All the  above-mentioned books have complete resemblance – their themes are all about poverty. So when I saw this novel in a book store, I grabbed it because I have now the conception that Indian novels have something to do with India . On the other hand, Kiran Desai’ s has the same hallmark but not as heart-breaking and compelling as Rohinton Mistry’s . The way she wrote it is completely different from the other contemporary writers’ .

This novel won the Man Booker Prize in 2006 and National Circle Award in the same year. As a reader, do not underestimate why this is deserving of the said awards. In fact , the novel is not much of a good read beyond my taste ; however, objectively speaking, I agree with another famous Indian writer, Salman Rusdie, that Keran Desia is a terrific writer.

First: Desai’s writing style reminds me of Black-American writers’ novels; for example, the Invisible Man by Ralph Ellison. When you read the novel, you can assimilate the story into two interpretive ways either literally or figuratively. In other words, The Inheritance of Loss is steeped in latent implications, some kind of esoteric reading. Every sentence appears to be so deceiving that I don’t think you cannot get at what Desai wants to imply figuratively. As a cliché puts, “ Read between the lines.” So, could you have this knack of writing skill? Dear me! you might beat your head against the wall thinking about the best and most beautiful fragments you could fabricate as long as 7 years as  Desai took time to finish it.

Second: The novel is what the social world must know . Its themes deal with the social issues nowadays even since before, not only applicable to India and Nepal but also to every nation in the world which must have the same conditions specifically such as :

(a ) American dream also exists in India. The western culture influences the psyches of Indians . Consequently, due to the extreme poverty probably brought about by big population, corruption, and ridiculous so-called Caste System, most Indians are so hapless that they dream of venturing out to the USA. In reality, their life turns out to be more miserable than what they expect to be.

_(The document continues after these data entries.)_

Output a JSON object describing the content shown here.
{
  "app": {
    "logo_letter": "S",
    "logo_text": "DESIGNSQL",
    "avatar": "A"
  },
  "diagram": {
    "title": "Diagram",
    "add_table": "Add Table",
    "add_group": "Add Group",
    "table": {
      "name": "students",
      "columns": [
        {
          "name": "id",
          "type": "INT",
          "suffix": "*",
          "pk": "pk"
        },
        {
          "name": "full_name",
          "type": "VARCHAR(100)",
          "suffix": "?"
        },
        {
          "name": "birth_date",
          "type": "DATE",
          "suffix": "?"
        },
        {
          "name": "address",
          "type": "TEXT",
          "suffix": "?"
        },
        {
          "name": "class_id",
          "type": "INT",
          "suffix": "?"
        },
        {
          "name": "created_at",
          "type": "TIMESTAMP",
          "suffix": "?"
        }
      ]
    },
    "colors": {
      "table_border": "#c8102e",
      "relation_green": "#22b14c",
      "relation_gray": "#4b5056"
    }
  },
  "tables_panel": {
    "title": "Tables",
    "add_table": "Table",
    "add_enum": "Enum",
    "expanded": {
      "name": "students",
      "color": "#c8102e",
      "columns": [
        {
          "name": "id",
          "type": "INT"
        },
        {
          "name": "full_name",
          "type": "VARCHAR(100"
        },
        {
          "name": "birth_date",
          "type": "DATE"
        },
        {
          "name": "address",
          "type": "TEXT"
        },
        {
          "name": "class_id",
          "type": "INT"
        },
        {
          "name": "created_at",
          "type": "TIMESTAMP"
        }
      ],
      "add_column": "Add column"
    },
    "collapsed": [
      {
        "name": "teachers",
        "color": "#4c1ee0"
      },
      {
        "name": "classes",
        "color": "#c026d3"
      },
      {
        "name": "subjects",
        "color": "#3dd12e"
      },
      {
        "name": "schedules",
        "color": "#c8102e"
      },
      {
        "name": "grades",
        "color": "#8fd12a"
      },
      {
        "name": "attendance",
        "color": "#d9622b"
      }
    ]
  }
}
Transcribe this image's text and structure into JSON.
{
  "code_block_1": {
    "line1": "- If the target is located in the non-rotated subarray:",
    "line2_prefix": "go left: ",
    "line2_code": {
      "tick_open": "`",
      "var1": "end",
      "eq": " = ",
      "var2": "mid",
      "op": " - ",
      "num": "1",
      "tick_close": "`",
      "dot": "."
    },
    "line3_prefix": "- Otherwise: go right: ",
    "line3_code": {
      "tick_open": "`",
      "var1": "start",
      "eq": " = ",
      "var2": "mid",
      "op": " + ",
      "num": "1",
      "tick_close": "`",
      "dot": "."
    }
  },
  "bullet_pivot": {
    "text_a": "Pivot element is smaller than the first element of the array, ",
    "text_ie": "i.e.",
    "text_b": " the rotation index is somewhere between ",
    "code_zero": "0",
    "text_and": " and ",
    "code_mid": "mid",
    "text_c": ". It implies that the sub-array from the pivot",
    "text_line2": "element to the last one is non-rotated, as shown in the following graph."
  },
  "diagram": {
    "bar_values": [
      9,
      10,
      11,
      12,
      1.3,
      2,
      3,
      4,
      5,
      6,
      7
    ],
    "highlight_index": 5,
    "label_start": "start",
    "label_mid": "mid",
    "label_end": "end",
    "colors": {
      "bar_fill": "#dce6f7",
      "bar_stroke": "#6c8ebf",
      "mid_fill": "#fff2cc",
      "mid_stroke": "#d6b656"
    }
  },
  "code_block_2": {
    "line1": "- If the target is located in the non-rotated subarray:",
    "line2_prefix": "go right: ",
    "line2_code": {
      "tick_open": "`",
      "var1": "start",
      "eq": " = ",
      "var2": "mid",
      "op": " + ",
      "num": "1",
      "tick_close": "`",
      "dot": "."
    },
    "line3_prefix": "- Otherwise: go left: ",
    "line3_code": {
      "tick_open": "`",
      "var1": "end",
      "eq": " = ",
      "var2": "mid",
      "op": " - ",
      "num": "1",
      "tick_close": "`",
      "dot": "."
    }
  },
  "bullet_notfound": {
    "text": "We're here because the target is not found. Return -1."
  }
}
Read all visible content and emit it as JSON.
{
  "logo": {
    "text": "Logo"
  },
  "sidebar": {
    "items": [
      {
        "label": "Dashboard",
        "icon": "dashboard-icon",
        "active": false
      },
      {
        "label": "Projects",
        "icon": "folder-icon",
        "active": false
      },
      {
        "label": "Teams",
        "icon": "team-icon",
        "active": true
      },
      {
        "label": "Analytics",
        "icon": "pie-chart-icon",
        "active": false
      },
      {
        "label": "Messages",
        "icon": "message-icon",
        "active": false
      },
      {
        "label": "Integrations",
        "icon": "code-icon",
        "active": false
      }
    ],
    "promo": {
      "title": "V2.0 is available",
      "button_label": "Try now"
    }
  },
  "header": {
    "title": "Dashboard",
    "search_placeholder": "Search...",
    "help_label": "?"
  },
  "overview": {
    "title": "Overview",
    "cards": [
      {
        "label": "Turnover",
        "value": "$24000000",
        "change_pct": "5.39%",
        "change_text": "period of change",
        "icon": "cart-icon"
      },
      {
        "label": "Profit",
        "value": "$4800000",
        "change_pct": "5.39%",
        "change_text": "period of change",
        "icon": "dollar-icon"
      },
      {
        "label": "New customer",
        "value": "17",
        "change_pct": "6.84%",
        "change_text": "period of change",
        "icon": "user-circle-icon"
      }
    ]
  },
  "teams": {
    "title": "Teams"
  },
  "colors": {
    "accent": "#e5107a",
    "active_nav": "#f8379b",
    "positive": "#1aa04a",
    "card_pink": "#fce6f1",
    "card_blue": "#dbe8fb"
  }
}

(b) The effects of Imperialism and colonial-mentality upon the social system raise awareness among chauvinists and jingoists. In fact, in the novel, Sai’s retired judge grandpa shows an air of aristocracy and I-am- better-than-you attitude upon his arrival in India after long studies and services under the British government. Such social situation also exists in the Philippines.

( c) Secessionism. A political situation that loses the real identity of a nation.

The novel also deals with feeling of emptiness, the atmospheric feeling I felt from the beginning to the end.

“Could fulfillment ever be felt as deeply as loss? Romantically she decided that love must surely reside in the gap between desire and fulfillment, in the lack, not the contentment. Love was the ache, the anticipation, the retreat, everything around it but the emotion itself.”

All the rage in the story is the miscegenation between Sai Mistry and Gyan . I found their mutual understanding ridiculous, but their relationship could be symbolic , for Sai is Indian and Gyan; Nepalese.

On the other hand, the only thing that impedes my interest is the Indian words and dialogues with I am not familiar and beyond my understanding. But I believe this is the essence of writing such book; it only reflects the nationalistic observation of Kiran Desia.

Besides, I cannot brush the idea that this novel was as though each story in each chapter had just been patched together as Desai’s successful breakthrough after seven years of writing it. Still, it is a tour de force. Congratulations Ms. Kiran Desai! I envy your febrile imagination. ^^

Prior to this , Desai was already popular among literary critics for her Hullabaloo in the Guava Orchard , which I will read as soon as I buy it. ^^

Rating : 5 / 5 stars